Woven on traditional shuttle looms, selvedge denim has a crisply
finished, fray-resistant edge that you can see when you cuff the jeans.
A lot of selvedge is also raw denim, a favorite among denim lovers
because it becomes unique with wear.
The "self edge" of selvedge denim comes from a continuous-thread
weaving method of traditional American denim looms. These traditional
looms were replaced by larger, faster looms during times of soaring
mass-market demand for jeans in the 1940’s, but their craftsmanship was
left unmatched. You can identify selvedge denim by the distinct seam,
typically white and a colored thread, on the outside seam of a pair of
Selvage is the edge of a fabric as it comes from the loom. Selvages
are woven or knit so that they will not fray, ravel, or curl.
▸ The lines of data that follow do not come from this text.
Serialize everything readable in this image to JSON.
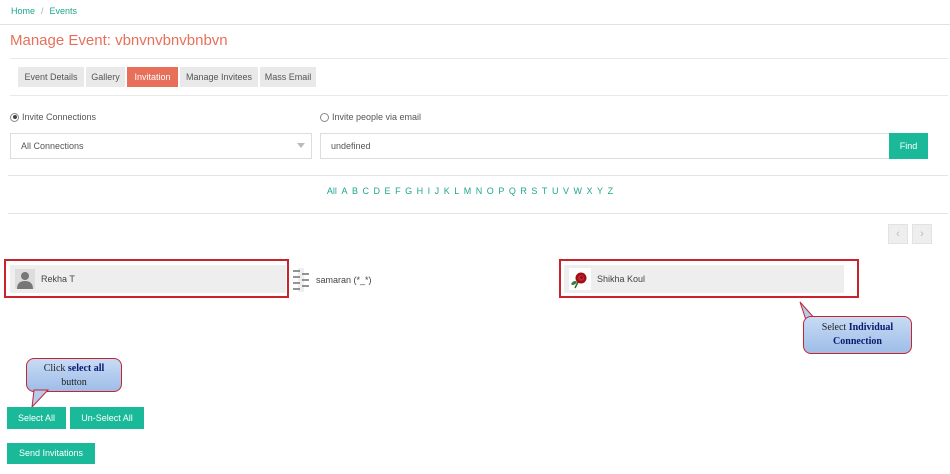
{
  "breadcrumb": {
    "home": "Home",
    "separator": "/",
    "current": "Events"
  },
  "page_title": "Manage Event: vbnvnvbnvbnbvn",
  "tabs": [
    {
      "label": "Event Details",
      "active": false
    },
    {
      "label": "Gallery",
      "active": false
    },
    {
      "label": "Invitation",
      "active": true
    },
    {
      "label": "Manage Invitees",
      "active": false
    },
    {
      "label": "Mass Email",
      "active": false
    }
  ],
  "invite": {
    "option_connections": "Invite Connections",
    "option_email": "Invite people via email",
    "connections_select": "All Connections",
    "email_input_value": "undefined",
    "find_label": "Find"
  },
  "alphabet": [
    "All",
    "A",
    "B",
    "C",
    "D",
    "E",
    "F",
    "G",
    "H",
    "I",
    "J",
    "K",
    "L",
    "M",
    "N",
    "O",
    "P",
    "Q",
    "R",
    "S",
    "T",
    "U",
    "V",
    "W",
    "X",
    "Y",
    "Z"
  ],
  "pager": {
    "prev": "‹",
    "next": "›"
  },
  "connections": [
    {
      "name": "Rekha T",
      "icon": "user-avatar-icon"
    },
    {
      "name": "samaran (*_*)",
      "icon": "zipper-avatar-icon"
    },
    {
      "name": "Shikha Koul",
      "icon": "rose-avatar-icon"
    }
  ],
  "callouts": {
    "select_all_prefix": "Click ",
    "select_all_bold": "select all",
    "select_all_suffix": "button",
    "individual_prefix": "Select ",
    "individual_bold_1": "Individual",
    "individual_bold_2": "Connection"
  },
  "buttons": {
    "select_all": "Select All",
    "unselect_all": "Un-Select All",
    "send": "Send Invitations"
  },
  "colors": {
    "accent": "#e8705a",
    "primary": "#1ab99a",
    "link": "#1fa58f",
    "highlight_border": "#c8242e"
  }
}
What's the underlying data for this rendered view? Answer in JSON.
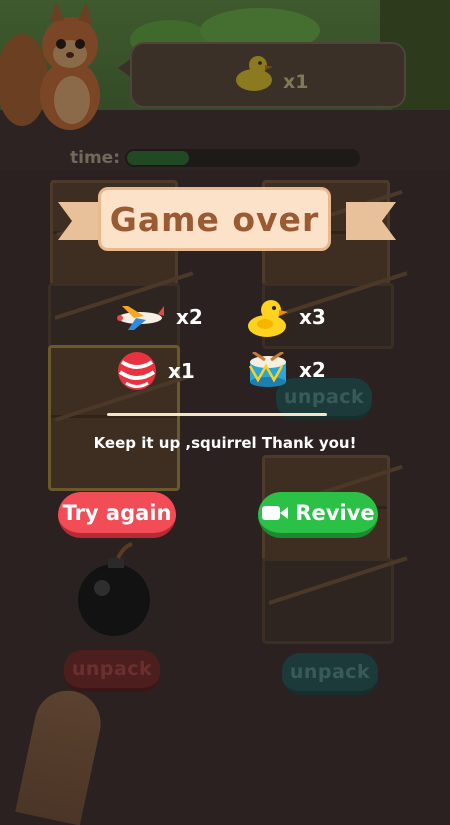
{
  "order_bubble": {
    "item_icon": "rubber-duck-icon",
    "count_label": "x1"
  },
  "timer": {
    "label": "time:",
    "progress": 0.27
  },
  "dialog": {
    "title": "Game over",
    "rewards": [
      {
        "icon": "toy-airplane-icon",
        "count": "x2"
      },
      {
        "icon": "rubber-duck-icon",
        "count": "x3"
      },
      {
        "icon": "candy-ball-icon",
        "count": "x1"
      },
      {
        "icon": "toy-drum-icon",
        "count": "x2"
      }
    ],
    "message": "Keep it up ,squirrel Thank you!",
    "try_again_label": "Try again",
    "revive_label": "Revive"
  },
  "board": {
    "unpack_labels": [
      "unpack",
      "unpack",
      "unpack"
    ]
  },
  "colors": {
    "try_again": "#f24d57",
    "revive": "#2bc146",
    "banner": "#fbe2c8",
    "title_text": "#9a5a34"
  }
}
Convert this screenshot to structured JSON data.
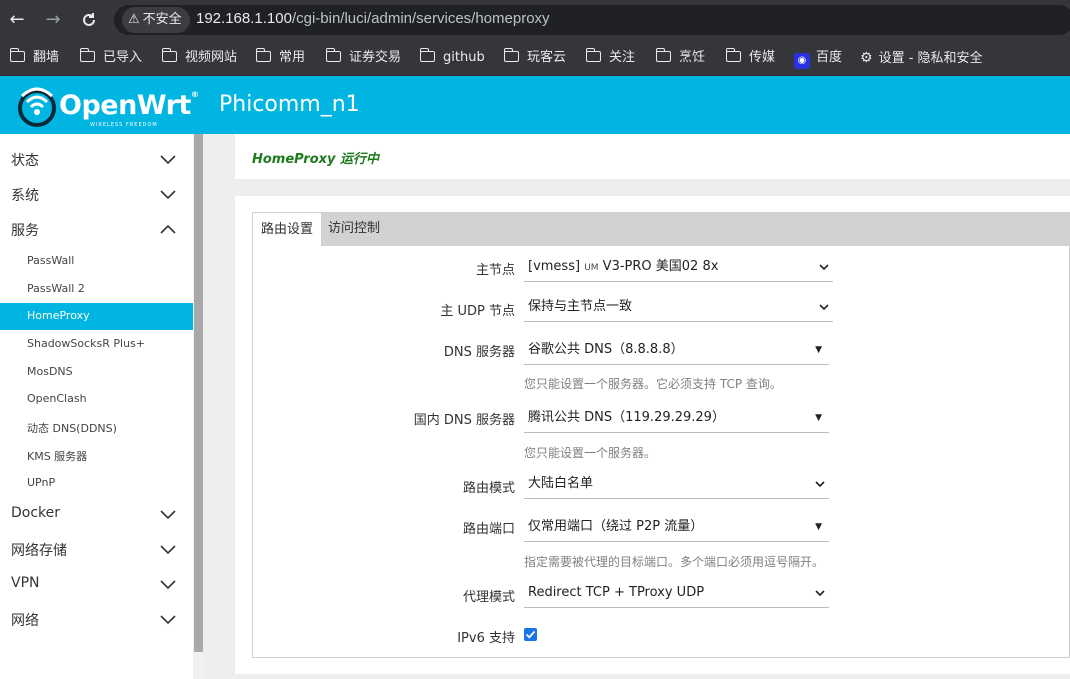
{
  "browser": {
    "security_label": "不安全",
    "url_host": "192.168.1.100",
    "url_path": "/cgi-bin/luci/admin/services/homeproxy",
    "bookmarks": [
      {
        "label": "翻墙",
        "icon": "folder-icon"
      },
      {
        "label": "已导入",
        "icon": "folder-icon"
      },
      {
        "label": "视频网站",
        "icon": "folder-icon"
      },
      {
        "label": "常用",
        "icon": "folder-icon"
      },
      {
        "label": "证券交易",
        "icon": "folder-icon"
      },
      {
        "label": "github",
        "icon": "folder-icon"
      },
      {
        "label": "玩客云",
        "icon": "folder-icon"
      },
      {
        "label": "关注",
        "icon": "folder-icon"
      },
      {
        "label": "烹饪",
        "icon": "folder-icon"
      },
      {
        "label": "传媒",
        "icon": "folder-icon"
      },
      {
        "label": "百度",
        "icon": "baidu-icon"
      },
      {
        "label": "设置 - 隐私和安全",
        "icon": "gear-icon"
      }
    ]
  },
  "header": {
    "logo_text": "OpenWrt",
    "logo_tagline": "WIRELESS FREEDOM",
    "hostname": "Phicomm_n1",
    "brand_color": "#00b5e2"
  },
  "sidebar": {
    "sections_top": [
      {
        "label": "状态",
        "expanded": false
      },
      {
        "label": "系统",
        "expanded": false
      },
      {
        "label": "服务",
        "expanded": true
      }
    ],
    "services": [
      {
        "label": "PassWall",
        "active": false
      },
      {
        "label": "PassWall 2",
        "active": false
      },
      {
        "label": "HomeProxy",
        "active": true
      },
      {
        "label": "ShadowSocksR Plus+",
        "active": false
      },
      {
        "label": "MosDNS",
        "active": false
      },
      {
        "label": "OpenClash",
        "active": false
      },
      {
        "label": "动态 DNS(DDNS)",
        "active": false
      },
      {
        "label": "KMS 服务器",
        "active": false
      },
      {
        "label": "UPnP",
        "active": false
      }
    ],
    "sections_bottom": [
      {
        "label": "Docker",
        "expanded": false
      },
      {
        "label": "网络存储",
        "expanded": false
      },
      {
        "label": "VPN",
        "expanded": false
      },
      {
        "label": "网络",
        "expanded": false
      }
    ]
  },
  "status": {
    "text": "HomeProxy 运行中",
    "color": "#1e7a1e"
  },
  "tabs": [
    {
      "label": "路由设置",
      "active": true
    },
    {
      "label": "访问控制",
      "active": false
    }
  ],
  "form": {
    "main_node": {
      "label": "主节点",
      "value_prefix": "[vmess] ",
      "value_flag": "UM",
      "value_rest": " V3-PRO 美国02 8x"
    },
    "main_udp_node": {
      "label": "主 UDP 节点",
      "value": "保持与主节点一致"
    },
    "dns_server": {
      "label": "DNS 服务器",
      "value": "谷歌公共 DNS（8.8.8.8）",
      "desc": "您只能设置一个服务器。它必须支持 TCP 查询。"
    },
    "china_dns_server": {
      "label": "国内 DNS 服务器",
      "value": "腾讯公共 DNS（119.29.29.29）",
      "desc": "您只能设置一个服务器。"
    },
    "routing_mode": {
      "label": "路由模式",
      "value": "大陆白名单"
    },
    "routing_port": {
      "label": "路由端口",
      "value": "仅常用端口（绕过 P2P 流量）",
      "desc": "指定需要被代理的目标端口。多个端口必须用逗号隔开。"
    },
    "proxy_mode": {
      "label": "代理模式",
      "value": "Redirect TCP + TProxy UDP"
    },
    "ipv6_support": {
      "label": "IPv6 支持",
      "checked": true
    }
  }
}
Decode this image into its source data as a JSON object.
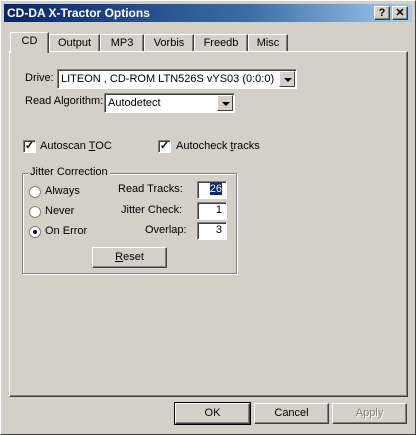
{
  "window": {
    "title": "CD-DA X-Tractor Options",
    "help_btn": "?",
    "close_btn": "x"
  },
  "tabs": [
    "CD",
    "Output",
    "MP3",
    "Vorbis",
    "Freedb",
    "Misc"
  ],
  "cd": {
    "drive_label": "Drive:",
    "drive_value": "LITEON  , CD-ROM LTN526S   vYS03 (0:0:0)",
    "read_algorithm_label": "Read Algorithm:",
    "read_algorithm_value": "Autodetect",
    "autoscan_toc_prefix": "Autoscan ",
    "autoscan_toc_u": "T",
    "autoscan_toc_suffix": "OC",
    "autoscan_toc_checked": true,
    "autocheck_prefix": "Autocheck ",
    "autocheck_u": "t",
    "autocheck_suffix": "racks",
    "autocheck_checked": true
  },
  "jitter": {
    "group_label": "Jitter Correction",
    "always": "Always",
    "never": "Never",
    "on_error": "On Error",
    "selected": "On Error",
    "read_tracks_label": "Read Tracks:",
    "read_tracks_value": "26",
    "jitter_check_label": "Jitter Check:",
    "jitter_check_value": "1",
    "overlap_label": "Overlap:",
    "overlap_value": "3",
    "reset_u": "R",
    "reset_rest": "eset"
  },
  "footer": {
    "ok": "OK",
    "cancel": "Cancel",
    "apply": "Apply"
  }
}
Selvage
denim refers to a unique type of selvage that is made by means of using
one continuous cross-yarn (the weft), which is passed back and forth
through the vertical warp beams.